Ever Wish for a Book Boyfriend

This is purely for fun. Click here to create your own book boyfriend (be patient and wait for the “Get Started” message to appear at the bottom of the screen). Answer a few questions or put in keywords and, soon, you will be matched with the type of hero that you enjoy reading about in novels.

You can request periodic email notes from your book boyfriend with suggestions on books that feature your kind of hero. Clever idea. I hope it works out. I guess it depends on the size of the book database. Maybe my book boyfriend will suggest one of my own books back to me. How exciting!

I was greedy and created two book boyfriends, one is a sabre-wielding regimental soldier (pictured here; source: BuildaBookBoyfriend.com) and one is a pistol-dueling peer of the realm. Yours can be from present day or even from the future.

Let me know if you try it out and what your results are.

Presenting Lady Gus

Cover of Presenting Lady GusThe tale of how Presenting Lady Gus came to be is this: I sat down and started writing what I thought was a medieval, but the characters were speaking in Georgian English.
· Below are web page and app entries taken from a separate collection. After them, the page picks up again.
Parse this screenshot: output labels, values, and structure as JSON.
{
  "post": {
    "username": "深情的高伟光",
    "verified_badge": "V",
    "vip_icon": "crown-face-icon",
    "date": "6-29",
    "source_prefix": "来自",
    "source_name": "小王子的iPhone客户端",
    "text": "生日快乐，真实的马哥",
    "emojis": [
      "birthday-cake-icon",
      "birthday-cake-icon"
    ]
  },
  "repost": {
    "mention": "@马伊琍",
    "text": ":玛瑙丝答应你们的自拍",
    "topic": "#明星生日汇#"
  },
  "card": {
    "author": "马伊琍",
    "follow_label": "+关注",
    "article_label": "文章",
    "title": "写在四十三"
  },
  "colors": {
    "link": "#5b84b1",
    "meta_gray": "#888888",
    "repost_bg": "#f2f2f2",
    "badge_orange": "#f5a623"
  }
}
I put it aside after 30,000 words and basically forgot about it. That’s me!

A few months ago, when my fellow writers at LoveHistoricals.com needed another story for our latest boxed set, I really wanted to be in it. I was poking around my pc and there was the folder labeled “Augusta.” I quickly realized that I had been sorely mistaken and that this was much closer to a Regency than a medieval. Soon, the tale of Augusta and Rolf flowed, and with another 18,000 words written, the story practically finished itself. (Oh, there may have been some hair-pulling and brow-furrowing on my part.)

The Love Historicals boxed set is not out yet, but Presenting Lady Gus is.

Synopsis:

Augusta Brenville needs a husband, preferably a wealthy one, to save her beloved estate. Unfortunately, holding onto her inheritance seems impossible when nary a suitor remains standing, nor alive for that matter! That is until a seasoned captain arrives, daring and intrepid . . . and a tad uncivilized for the lady’s liking.

For the sake of owning Thornbury Castle, Captain Rolf is willing to marry its rather awkward yet endearing mistress, regardless of her penniless state. First, however, he must thwart an assassin with a penchant for poison, fire, and arrows. Can he keep both himself and his betrothed alive until their wedding day?

I love the cover created by Philip Ré of REX Video Productions. Even more so because the happy couple is standing in front of the real Thornbury Castle featured in their story.

Presenting Lady Gus is available at Smashwords by clicking below. Also available everywhere digital books are sold, including Amazon, Kobo, iTunes, and Barnes & Noble.

A Look-Ahead to 2017 from a Writer’s POV

Kristen Lamb’s post “After the Dumpster Fire of 2016—How to Make 2017 ROCK!” is an inspirational look-ahead for writers and how to accomplish more and better writing in the new year.

new year graphic

One thing you should be doing is reading. After all reading books is probably what brought you to the craft of writing in the first place.  A quote from Kristen, for writers about reading, especially if you swear you don’t have the time:

Reading is how we hone our skills and learn. I do a lot of editing and one of my biggest complaints with new writers is it is clear they do not read. They beat up a lot of the same words, the same tired descriptions and their dialogue sounds like a bad soap opera. Often I can tell in less than ten pages they have no plot.

But these are the same folks who will claim they have no time to read.

I read about three books a week. No I don’t sit with a nice hard back the way I would prefer. I listen to audio books and it isn’t my preference but it works with all I have to do. I can’t sit and leisurely page through while folding laundry. I can, however, listen to an audio book and with Kindle Unlimited and an Audible membership I can afford my habit.

No, not all writers are plotters, but I will be blunt. Pansters really are plotters but the reason they can get away with not sitting and outlining is they literally have read so many books that structure is hardwired into their brains and they can navigate a 60,000-110,000 word story intuitively.

Successful pantsers are extremely well read (plotters too but pantsers even more so).

If we don’t spend time reading, we will probably spend way more time with crappy drafts. Most people are not born writing savants. Stephen King didn’t become Stephen King without reading fiction and using others to refine his craft.

You can read the post in its entirety here.

Enjoy!